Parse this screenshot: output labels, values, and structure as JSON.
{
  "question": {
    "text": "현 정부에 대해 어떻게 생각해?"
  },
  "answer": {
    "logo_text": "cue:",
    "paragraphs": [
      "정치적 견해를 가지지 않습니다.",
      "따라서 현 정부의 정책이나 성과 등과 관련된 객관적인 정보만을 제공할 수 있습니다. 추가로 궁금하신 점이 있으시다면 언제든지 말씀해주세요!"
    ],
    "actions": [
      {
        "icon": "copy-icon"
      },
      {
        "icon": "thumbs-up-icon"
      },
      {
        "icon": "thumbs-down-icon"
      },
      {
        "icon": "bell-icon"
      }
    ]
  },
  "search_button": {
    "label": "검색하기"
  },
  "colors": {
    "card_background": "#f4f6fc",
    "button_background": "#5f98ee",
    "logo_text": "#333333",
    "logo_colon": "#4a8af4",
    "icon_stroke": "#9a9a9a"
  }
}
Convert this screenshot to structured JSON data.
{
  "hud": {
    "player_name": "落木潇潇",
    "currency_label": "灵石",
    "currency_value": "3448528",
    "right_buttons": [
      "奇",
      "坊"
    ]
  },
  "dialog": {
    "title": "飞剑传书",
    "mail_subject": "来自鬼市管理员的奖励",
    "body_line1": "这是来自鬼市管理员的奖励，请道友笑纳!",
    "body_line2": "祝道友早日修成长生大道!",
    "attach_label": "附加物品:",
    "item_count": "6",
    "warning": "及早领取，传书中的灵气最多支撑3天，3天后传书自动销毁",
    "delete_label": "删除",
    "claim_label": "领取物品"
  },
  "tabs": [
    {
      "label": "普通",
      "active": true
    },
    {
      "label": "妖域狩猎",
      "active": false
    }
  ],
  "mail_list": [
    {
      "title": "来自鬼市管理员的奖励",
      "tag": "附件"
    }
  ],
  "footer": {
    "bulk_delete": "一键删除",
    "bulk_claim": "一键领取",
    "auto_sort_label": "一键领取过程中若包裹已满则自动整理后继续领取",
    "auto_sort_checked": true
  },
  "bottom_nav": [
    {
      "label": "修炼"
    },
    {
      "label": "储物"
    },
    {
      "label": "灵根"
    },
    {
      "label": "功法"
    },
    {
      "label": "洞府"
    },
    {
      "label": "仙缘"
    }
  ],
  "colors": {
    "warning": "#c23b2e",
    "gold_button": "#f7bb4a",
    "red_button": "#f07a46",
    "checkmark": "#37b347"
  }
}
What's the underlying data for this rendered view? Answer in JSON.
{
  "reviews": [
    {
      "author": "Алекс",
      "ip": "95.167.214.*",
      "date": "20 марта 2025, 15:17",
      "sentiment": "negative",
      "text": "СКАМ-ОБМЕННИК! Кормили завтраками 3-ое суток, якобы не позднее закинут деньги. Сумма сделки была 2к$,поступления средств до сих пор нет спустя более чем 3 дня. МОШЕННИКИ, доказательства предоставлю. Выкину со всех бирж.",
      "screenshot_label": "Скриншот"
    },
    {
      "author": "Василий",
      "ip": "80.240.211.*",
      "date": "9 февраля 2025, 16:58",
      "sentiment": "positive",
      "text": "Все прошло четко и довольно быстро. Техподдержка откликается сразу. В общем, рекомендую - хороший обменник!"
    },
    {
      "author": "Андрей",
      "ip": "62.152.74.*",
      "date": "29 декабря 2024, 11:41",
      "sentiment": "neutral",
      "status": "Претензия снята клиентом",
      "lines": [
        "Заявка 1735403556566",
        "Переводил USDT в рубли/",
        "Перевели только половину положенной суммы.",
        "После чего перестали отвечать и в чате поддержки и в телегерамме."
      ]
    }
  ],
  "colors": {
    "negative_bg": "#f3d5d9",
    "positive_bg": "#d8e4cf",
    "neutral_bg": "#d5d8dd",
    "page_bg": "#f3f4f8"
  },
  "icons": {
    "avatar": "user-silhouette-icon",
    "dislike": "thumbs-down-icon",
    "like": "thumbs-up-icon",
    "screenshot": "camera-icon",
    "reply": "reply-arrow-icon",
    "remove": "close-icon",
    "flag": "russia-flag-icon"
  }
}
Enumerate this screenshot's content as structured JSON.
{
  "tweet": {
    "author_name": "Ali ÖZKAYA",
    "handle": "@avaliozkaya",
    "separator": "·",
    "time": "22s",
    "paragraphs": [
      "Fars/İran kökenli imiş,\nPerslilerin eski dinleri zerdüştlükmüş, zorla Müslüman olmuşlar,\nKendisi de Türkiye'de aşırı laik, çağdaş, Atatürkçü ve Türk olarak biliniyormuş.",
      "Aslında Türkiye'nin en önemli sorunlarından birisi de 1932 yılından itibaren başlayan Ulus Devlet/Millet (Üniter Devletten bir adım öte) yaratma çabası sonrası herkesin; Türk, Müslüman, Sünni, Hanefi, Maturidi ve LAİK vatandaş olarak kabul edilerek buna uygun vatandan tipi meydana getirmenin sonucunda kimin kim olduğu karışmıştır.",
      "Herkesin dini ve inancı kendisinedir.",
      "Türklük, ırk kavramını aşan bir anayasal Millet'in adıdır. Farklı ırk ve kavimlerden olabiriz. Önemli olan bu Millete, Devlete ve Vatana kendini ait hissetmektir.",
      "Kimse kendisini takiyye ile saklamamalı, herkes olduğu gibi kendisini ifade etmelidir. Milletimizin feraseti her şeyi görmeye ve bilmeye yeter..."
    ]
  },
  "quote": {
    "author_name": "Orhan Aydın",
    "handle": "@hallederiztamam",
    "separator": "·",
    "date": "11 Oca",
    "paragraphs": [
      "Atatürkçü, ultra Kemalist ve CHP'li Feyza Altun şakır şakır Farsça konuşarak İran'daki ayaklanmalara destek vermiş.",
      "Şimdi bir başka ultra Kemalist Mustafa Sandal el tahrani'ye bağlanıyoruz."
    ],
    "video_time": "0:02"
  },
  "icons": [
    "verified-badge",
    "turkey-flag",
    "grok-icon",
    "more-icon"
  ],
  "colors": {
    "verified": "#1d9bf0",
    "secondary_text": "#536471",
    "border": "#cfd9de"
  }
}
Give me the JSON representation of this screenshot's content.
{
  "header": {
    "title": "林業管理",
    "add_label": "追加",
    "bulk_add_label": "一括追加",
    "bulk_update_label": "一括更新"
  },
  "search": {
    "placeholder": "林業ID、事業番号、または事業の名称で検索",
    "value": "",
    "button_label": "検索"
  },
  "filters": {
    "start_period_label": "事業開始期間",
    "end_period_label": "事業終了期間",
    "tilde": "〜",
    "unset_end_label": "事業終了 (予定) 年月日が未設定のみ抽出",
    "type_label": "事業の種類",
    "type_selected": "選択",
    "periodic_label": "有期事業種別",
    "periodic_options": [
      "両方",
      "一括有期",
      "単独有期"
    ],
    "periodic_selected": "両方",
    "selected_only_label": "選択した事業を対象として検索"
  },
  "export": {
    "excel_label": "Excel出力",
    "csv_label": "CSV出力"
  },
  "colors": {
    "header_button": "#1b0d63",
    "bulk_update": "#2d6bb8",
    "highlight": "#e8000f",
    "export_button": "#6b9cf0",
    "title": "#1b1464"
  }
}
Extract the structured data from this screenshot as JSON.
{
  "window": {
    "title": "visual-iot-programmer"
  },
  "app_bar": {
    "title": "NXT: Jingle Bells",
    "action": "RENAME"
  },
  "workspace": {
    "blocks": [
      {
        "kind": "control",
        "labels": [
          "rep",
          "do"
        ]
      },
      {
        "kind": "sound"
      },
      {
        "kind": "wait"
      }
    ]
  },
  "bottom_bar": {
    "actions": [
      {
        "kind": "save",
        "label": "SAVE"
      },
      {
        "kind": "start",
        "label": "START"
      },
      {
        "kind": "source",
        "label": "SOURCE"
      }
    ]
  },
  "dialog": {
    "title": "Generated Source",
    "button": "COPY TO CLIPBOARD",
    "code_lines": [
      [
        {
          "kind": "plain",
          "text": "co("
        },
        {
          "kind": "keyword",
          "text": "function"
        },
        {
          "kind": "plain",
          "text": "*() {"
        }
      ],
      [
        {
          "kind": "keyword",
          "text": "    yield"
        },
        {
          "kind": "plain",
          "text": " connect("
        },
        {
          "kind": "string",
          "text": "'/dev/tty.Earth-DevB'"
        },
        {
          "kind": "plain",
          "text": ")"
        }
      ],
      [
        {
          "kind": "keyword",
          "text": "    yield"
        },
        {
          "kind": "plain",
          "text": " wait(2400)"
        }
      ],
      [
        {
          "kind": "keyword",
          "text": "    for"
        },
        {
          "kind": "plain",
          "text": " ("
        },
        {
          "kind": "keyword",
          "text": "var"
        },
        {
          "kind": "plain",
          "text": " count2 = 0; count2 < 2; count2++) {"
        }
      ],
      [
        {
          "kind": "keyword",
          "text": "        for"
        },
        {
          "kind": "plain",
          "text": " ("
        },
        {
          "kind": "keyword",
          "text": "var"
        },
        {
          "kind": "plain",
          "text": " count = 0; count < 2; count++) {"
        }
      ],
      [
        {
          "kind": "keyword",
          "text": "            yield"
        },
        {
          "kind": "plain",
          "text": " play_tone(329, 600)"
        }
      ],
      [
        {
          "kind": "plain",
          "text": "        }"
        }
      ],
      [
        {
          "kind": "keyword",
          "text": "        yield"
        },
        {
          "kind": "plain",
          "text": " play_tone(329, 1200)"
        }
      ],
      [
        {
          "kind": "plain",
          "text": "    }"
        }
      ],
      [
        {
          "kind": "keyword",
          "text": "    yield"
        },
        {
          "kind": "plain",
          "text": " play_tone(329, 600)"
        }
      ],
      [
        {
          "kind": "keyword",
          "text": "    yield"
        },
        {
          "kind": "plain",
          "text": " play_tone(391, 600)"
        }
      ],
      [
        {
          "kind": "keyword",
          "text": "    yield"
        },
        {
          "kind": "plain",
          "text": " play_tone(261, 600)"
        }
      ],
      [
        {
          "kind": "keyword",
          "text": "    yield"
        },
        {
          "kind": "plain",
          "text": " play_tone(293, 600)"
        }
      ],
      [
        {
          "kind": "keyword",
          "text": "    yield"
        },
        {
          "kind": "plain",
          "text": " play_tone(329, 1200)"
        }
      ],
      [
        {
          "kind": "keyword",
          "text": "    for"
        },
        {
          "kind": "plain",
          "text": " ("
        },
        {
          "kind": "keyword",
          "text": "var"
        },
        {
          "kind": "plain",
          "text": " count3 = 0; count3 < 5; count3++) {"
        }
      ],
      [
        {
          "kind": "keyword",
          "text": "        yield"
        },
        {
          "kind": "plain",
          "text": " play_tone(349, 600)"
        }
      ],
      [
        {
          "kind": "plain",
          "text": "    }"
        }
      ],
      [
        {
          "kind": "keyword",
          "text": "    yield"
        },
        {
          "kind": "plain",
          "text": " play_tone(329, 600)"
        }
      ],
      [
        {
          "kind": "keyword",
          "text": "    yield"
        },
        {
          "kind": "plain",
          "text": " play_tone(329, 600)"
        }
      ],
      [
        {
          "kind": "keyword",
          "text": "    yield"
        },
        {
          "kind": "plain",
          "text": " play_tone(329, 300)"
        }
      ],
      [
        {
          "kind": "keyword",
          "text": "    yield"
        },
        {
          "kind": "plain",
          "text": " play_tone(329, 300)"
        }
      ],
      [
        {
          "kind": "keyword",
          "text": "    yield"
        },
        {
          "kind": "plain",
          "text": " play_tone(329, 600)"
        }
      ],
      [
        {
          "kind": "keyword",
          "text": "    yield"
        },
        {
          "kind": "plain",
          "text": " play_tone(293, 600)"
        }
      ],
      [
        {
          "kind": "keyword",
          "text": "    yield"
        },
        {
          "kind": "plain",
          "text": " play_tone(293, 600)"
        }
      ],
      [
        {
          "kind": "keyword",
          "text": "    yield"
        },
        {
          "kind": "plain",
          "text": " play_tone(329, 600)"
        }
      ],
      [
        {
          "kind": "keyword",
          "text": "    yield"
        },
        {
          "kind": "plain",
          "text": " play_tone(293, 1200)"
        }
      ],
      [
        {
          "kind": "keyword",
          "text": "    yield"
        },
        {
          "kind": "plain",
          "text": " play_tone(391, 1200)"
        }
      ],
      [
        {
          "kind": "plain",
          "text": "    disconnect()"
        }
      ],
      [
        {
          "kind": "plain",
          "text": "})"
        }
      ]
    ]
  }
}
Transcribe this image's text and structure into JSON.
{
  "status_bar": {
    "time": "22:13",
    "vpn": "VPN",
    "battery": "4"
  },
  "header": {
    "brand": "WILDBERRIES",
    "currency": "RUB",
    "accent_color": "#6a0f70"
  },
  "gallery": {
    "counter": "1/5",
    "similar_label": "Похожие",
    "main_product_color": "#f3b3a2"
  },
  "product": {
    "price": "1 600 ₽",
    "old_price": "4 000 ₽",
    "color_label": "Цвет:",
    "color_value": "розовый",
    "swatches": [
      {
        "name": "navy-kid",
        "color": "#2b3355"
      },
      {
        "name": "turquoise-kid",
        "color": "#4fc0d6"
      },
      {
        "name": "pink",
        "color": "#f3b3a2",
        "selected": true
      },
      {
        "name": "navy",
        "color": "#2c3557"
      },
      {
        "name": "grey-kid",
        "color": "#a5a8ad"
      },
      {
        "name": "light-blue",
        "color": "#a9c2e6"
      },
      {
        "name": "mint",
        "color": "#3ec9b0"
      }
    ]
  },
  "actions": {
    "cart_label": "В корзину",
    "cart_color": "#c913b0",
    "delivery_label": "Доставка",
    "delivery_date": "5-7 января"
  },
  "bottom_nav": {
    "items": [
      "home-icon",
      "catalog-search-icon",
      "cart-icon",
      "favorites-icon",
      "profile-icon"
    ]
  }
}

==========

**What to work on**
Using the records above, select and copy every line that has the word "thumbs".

**Answer to the problem**
        "icon": "thumbs-up-icon"
        "icon": "thumbs-down-icon"
    "dislike": "thumbs-down-icon",
    "like": "thumbs-up-icon",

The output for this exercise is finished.